Checking the transaxle fluid level is a straightforward process that requires attention to detail to ensure accurate measurements and to assess the condition of the fluid.
Warming Up the Vehicle
Start the Engine: Let the engine run for a few minutes. This brings the fluid up to the operating temperature, essential for an accurate reading. The ideal fluid temperature for checking is typically around 160-200 degrees Fahrenheit.
Drive the Vehicle: If possible, take a short drive, about 10-15 minutes, to ensure the fluid is thoroughly warmed up. This helps in getting the most accurate fluid level reading.
Warming up the vehicle is crucial for an accurate transaxle fluid level check.
Reading the Dipstick Accurately
Locate the Dipstick: Refer to the vehicle’s manual to find the exact location of the transaxle fluid dipstick.
Clean the Dipstick: Before checking, wipe the dipstick clean with a rag. This prevents contamination and ensures a clear reading.
Insert and Remove the Dipstick: Reinsert the dipstick fully, then remove it to check the fluid level.
Check the Markings: Ensure the fluid level is between the ‘Full’ and ‘Low’ markings. If it’s below ‘Low,’ it indicates a need for adding or changing the fluid.
Accurately reading the dipstick is essential for assessing the transaxle fluid level.
Interpreting Fluid Level and Condition
Fluid Color: Healthy transaxle fluid should have a clear, bright red color. A dark or brownish color indicates aging or contamination.
Smell: Burnt smell is a sign of overheated fluid, suggesting potential transmission issues.
Consistency: The fluid should be free from particles. Presence of metal flakes or debris indicates internal wear and tear.
Refilling or Changing: If the fluid is low, it should be refilled to the recommended level. A complete change is advised if the fluid is contaminated or degraded.
Interpreting the fluid’s level, color, smell, and consistency is crucial for understanding the health of the transaxle system.
For comprehensive information on vehicle maintenance, you can refer to the Wikipedia page on Vehicle Maintenance.
Troubleshooting Common Issues
The table below concisely outlines common issues related to transaxle fluid, including low fluid levels and contamination or degradation. It details their symptoms, causes, solutions, and associated costs.
Dealing with Low Fluid Levels
|Low Fluid Levels
|Difficulty in gear shifting, transmission slipping, overheating
|Leaks in the transmission system, inadequate fluid fill during last service

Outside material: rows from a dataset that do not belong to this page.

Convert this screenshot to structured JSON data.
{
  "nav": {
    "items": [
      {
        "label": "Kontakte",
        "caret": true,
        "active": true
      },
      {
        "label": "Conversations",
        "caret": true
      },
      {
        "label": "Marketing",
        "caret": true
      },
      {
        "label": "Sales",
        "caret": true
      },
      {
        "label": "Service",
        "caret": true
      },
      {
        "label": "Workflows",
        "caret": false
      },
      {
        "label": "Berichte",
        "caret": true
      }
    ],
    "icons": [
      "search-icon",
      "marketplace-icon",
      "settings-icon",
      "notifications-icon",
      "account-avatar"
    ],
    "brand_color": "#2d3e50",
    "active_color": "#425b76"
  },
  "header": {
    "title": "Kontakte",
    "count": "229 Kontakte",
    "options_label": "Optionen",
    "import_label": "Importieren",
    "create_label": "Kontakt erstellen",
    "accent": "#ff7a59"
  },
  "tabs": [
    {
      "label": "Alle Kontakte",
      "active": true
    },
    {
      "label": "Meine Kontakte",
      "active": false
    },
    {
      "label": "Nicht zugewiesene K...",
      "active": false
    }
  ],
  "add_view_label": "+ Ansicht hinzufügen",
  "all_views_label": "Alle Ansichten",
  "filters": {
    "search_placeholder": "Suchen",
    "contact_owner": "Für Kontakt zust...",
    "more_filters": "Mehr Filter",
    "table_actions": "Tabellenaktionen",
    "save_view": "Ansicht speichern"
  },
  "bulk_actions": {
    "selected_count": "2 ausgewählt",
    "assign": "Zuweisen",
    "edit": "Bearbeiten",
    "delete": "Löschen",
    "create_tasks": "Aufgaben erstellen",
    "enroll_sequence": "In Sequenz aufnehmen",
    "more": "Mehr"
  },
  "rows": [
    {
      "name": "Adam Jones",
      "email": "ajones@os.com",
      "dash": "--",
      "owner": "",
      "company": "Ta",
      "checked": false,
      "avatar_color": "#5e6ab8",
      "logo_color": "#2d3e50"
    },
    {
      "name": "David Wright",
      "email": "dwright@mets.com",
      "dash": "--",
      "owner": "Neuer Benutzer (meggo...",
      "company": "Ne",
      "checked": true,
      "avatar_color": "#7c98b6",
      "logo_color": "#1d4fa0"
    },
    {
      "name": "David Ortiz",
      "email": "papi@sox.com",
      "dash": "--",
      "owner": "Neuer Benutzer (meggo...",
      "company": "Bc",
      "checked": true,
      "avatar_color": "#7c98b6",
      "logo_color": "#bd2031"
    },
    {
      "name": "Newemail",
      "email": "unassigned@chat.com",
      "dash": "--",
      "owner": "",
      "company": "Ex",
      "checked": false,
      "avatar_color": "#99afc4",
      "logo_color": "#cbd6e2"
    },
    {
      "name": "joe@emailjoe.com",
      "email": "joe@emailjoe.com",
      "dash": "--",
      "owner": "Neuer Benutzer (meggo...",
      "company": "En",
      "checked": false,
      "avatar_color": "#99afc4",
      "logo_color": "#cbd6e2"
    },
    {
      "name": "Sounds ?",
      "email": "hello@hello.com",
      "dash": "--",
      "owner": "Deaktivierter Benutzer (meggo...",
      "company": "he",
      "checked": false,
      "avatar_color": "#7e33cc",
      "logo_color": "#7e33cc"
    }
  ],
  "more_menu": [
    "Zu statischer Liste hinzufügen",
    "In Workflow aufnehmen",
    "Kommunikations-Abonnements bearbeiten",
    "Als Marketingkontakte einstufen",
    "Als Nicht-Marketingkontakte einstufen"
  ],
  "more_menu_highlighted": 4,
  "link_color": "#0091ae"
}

|Identify and repair leaks, refill with appropriate type and amount of fluid
|Leak repair: $150 to $200; Fluid cost: $20-$30 per quart
Identifying Contamination or Degradation
|Contamination or Degradation
|Dark, dirty fluid, burnt smell, inefficient vehicle operation
|Wear and tear over time, overheating, infrequent fluid changes
|Complete fluid flush and replacement, repair or replace damaged components
|Fluid change: $80 to $250; Additional repair costs vary
Addressing these issues promptly is essential for maintaining the transaxle system’s efficiency and extending the lifespan of the vehicle.
For additional information on vehicle maintenance, the Wikipedia page on Vehicle Maintenance is a valuable resource.